“I’m ready to move if it doesn’t come down because it’s ridiculous,” Gray said.
As these suburbs struggle financially, they also lose residents looking for better opportunities, which results in an unstable property tax base.
But experts say local and state government can help stem the inequities in these towns.
The Chicago Metropolitan Agency for Planning has suggested the state could reform its tax system to lessen the gulf in municipal funding and allow individual towns to support its own mix of business and residential land uses.
Lindsay Hollander, a senior policy analyst with the organization, recommended phasing out the difference in tax rates at the county level between residential properties and commercial and industrial properties.

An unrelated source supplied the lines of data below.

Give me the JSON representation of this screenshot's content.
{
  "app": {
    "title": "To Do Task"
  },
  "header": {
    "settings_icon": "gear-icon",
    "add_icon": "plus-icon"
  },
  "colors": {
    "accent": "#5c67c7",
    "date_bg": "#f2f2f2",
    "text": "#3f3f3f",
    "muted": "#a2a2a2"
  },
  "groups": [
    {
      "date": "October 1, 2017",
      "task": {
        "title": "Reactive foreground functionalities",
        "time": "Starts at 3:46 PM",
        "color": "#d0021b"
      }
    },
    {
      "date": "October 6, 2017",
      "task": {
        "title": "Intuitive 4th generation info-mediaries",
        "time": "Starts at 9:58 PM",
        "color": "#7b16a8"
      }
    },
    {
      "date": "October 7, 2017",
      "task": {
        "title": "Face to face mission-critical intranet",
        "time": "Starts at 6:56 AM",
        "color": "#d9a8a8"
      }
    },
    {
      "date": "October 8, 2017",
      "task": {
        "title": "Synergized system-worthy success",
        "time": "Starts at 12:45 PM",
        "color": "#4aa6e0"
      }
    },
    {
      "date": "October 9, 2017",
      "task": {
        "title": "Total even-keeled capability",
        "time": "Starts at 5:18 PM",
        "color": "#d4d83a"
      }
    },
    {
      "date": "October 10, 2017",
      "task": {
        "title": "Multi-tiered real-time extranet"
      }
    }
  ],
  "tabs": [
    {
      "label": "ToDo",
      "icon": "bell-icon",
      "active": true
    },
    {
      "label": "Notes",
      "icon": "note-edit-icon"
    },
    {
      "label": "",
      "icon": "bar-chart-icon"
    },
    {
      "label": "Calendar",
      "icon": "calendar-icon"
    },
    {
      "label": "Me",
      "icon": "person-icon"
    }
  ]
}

“So it allows additional economic development to come in and improve the tax base so not all of that burden is shifted back onto the residents,” Hollander said.
The South Suburban Mayors and Managers Association, a group that represents the government interests of the southland, is supporting legislation in the General Assembly that would drastically reduce the tax obligations for economically depressed areas.
The “Southland Reactivation Act,” stalled in a state House committee, would for tax purposes reduce the fair cash value of select properties in the townships of Bremen, Bloom, Calumet, Rich, Thornton, and Worth by two-thirds for up to a dozen years. Once the properties are back on the tax rolls and certified by the municipality, the properties’ tax liability would be limited to $75,000 a year for the first three years.
Kristi DeLaurentiis, executive director of the South Suburban Mayors and Managers Association, said she hopes to revisit the bill as early as the veto session in the fall.
“I think we have long had a challenge with the changing economy over time,” DeLaurentiis said. “What we have been focused on is ‘how do we create a future for ourselves, what’s the new market going to be?’”